This is such helpful information to add to this discussion.  I understand incomplete applications, partial approvals, and denials.  Does the 7% denial figure match the national average?  What about the processing time of 11.8 days?  Is there a standard time or maximum allowed time for processing? 

Can anyone else give us similar information from another state?

Thanks very much,

Rochelle Kenyon, SME


HI: I guess I should have highlighted that the info I sent is the national data as recieved by our our GED progam specialist in Ct from the Feds.

     i was so delighted that she had that global info to share.

      In looking back over info I have from the GED Testing Service I found the following ;" The accommodations request decision will be communicated to you from GED Testing Service to your email account provided during the registration process.
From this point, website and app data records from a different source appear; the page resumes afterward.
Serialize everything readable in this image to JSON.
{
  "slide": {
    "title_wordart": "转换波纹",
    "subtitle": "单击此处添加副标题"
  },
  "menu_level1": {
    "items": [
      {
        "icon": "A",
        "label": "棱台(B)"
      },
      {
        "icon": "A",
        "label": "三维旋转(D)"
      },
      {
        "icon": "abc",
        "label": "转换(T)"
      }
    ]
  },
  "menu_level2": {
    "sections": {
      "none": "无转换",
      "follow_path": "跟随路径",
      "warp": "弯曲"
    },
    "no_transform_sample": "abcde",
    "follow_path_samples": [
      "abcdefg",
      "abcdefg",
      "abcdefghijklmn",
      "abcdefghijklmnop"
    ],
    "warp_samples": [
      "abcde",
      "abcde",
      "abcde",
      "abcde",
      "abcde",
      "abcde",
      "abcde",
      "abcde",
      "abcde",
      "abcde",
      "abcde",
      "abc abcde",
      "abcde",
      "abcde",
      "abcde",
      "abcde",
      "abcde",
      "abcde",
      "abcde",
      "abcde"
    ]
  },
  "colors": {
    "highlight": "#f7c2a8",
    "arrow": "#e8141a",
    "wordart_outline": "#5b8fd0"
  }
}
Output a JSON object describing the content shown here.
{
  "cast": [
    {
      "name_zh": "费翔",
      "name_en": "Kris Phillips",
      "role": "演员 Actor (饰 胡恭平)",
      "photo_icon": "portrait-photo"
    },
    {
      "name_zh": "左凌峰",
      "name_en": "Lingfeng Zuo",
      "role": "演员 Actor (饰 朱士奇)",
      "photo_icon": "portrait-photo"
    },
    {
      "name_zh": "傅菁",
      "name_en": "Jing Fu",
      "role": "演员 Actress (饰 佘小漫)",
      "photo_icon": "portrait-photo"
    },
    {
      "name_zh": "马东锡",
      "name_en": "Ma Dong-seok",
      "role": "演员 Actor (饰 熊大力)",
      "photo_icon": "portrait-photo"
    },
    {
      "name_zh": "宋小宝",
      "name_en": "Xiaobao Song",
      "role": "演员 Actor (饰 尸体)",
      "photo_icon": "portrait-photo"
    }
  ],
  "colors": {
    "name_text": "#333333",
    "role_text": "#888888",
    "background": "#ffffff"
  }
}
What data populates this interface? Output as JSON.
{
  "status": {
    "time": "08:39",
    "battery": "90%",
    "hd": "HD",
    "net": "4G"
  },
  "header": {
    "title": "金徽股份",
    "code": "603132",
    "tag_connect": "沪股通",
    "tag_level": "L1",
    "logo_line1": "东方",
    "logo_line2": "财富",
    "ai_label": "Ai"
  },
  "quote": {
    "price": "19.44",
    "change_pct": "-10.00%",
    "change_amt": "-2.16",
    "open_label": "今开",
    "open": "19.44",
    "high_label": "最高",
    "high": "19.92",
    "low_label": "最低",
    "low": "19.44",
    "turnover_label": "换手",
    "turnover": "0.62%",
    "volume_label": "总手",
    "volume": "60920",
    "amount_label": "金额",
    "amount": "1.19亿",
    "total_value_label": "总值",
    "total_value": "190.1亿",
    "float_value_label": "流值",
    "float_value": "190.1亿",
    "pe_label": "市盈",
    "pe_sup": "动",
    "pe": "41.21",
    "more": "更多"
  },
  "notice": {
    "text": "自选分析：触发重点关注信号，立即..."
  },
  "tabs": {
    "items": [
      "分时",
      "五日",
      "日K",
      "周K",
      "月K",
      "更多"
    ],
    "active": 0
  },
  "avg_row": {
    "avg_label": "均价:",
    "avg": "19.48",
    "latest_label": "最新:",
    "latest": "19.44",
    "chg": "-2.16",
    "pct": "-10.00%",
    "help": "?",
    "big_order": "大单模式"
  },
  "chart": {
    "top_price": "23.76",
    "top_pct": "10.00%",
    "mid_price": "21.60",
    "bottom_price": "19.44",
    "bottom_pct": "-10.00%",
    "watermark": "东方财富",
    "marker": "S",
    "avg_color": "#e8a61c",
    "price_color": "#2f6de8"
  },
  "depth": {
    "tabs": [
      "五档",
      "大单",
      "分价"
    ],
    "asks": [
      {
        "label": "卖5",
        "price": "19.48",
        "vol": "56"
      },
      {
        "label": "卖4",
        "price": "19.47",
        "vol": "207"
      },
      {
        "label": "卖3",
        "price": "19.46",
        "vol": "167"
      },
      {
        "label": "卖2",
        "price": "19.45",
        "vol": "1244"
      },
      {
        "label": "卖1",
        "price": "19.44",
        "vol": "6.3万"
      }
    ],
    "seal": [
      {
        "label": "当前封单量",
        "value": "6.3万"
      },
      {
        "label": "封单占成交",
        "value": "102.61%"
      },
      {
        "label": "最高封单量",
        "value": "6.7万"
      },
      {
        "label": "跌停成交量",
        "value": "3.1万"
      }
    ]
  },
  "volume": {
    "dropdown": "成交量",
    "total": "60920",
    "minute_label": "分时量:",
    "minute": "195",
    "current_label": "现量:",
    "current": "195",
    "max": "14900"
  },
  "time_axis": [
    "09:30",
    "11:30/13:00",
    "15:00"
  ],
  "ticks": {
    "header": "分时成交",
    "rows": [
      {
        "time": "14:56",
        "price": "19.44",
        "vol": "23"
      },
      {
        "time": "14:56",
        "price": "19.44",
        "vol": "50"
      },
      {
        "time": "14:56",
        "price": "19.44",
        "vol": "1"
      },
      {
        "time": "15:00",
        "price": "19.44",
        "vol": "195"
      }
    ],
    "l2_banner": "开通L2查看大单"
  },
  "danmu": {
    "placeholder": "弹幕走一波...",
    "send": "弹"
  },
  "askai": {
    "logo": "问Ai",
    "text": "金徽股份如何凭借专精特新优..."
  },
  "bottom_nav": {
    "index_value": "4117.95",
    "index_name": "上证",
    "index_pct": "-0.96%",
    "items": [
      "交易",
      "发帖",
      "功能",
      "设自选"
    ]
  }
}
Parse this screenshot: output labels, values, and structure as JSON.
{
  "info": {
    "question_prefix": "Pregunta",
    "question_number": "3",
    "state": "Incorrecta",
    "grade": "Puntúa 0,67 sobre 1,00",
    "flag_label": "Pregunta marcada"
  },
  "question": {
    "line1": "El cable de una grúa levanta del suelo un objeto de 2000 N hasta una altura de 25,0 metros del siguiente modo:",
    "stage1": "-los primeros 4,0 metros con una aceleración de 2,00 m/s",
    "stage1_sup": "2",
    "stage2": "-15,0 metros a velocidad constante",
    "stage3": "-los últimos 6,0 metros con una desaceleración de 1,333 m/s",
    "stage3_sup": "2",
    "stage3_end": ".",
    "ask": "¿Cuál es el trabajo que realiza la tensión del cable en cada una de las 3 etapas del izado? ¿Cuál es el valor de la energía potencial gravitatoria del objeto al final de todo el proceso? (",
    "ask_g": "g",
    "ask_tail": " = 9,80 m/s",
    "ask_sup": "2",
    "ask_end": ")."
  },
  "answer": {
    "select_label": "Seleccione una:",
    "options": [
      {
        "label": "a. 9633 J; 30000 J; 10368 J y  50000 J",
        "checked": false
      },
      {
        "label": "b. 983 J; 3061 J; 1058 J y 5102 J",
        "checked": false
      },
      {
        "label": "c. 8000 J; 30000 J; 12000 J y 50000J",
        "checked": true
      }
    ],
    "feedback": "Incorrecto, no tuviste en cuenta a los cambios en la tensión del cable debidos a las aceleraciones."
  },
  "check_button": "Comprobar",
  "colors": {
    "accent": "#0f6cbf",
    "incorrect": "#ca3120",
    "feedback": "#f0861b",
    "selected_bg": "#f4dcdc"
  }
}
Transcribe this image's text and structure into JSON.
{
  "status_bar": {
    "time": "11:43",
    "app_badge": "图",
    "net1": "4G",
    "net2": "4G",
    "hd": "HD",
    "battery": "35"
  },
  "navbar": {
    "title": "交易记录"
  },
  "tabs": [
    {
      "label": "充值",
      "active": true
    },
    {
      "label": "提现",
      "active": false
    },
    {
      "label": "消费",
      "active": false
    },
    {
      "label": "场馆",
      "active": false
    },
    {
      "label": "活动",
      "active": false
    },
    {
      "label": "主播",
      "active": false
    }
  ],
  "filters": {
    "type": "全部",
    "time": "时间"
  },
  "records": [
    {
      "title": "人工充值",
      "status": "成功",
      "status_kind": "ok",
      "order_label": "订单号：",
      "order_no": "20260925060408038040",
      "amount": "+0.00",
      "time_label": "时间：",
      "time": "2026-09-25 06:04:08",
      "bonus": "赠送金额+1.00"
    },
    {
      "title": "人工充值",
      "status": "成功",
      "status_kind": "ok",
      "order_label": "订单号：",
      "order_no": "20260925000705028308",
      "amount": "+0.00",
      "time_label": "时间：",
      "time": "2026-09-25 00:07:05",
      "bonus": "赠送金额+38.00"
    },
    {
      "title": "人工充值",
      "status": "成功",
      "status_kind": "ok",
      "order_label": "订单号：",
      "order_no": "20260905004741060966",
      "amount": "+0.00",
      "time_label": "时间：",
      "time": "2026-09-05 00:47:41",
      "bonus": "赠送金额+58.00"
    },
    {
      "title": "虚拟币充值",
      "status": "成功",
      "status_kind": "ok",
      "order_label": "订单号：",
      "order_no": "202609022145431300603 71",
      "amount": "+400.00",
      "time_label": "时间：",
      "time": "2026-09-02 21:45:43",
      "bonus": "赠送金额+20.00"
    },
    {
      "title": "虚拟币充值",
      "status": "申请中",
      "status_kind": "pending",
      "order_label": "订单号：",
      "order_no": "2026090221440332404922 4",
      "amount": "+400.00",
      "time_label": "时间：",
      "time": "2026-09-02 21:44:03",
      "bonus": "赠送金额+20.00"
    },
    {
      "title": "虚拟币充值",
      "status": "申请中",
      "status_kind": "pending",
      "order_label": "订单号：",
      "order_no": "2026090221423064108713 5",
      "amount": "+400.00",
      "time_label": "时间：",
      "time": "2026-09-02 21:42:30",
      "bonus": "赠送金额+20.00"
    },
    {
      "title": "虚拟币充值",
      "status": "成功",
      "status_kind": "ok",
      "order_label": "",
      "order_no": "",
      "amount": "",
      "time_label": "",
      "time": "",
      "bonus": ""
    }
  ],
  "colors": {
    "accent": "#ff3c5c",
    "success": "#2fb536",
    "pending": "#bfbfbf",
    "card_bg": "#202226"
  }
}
In most cases, you will a decision within 30 days."



The latest news from GED includes information that they are still working on getting accessibility software embedded in the test for students who are approved for those kinds of accommodations.  This includes ZoomText, JAWS, and NVDA (a screen-reading program).  The software would be delivered via the Pearson-Vue Athena test driver along with the test rather than distributed to individual testing centers.  GEDTS hopes to have the software available within "a few months."

There is already a Braille version of the test that includes raised tactile graphics.

Also in the works is a GED Ready test that will be delivered with 25% extra time built in for students who are approved for standard time plus 25% on the GED test.  It won't help anyone approved for 50% or 100% extra time, but it's a start.  No word on when it will be available.

I have a new question about the accommodations request process, though.  The new DSM-5 goes into "ethical" effect on October 1, 2014, and it changes the "rules" for evaluating learning disabilities.  The biggest change is that the process no longer involves IQ testing and looking at score discrepancies.  I'm wondering how this will fit with the current GED Request for Accommodations for LD form, which is based on the DSM-IV and requires IQ scores and score discrepancies with achievement tests.  The form can be downloaded as a .pdf at for those who want to look it over.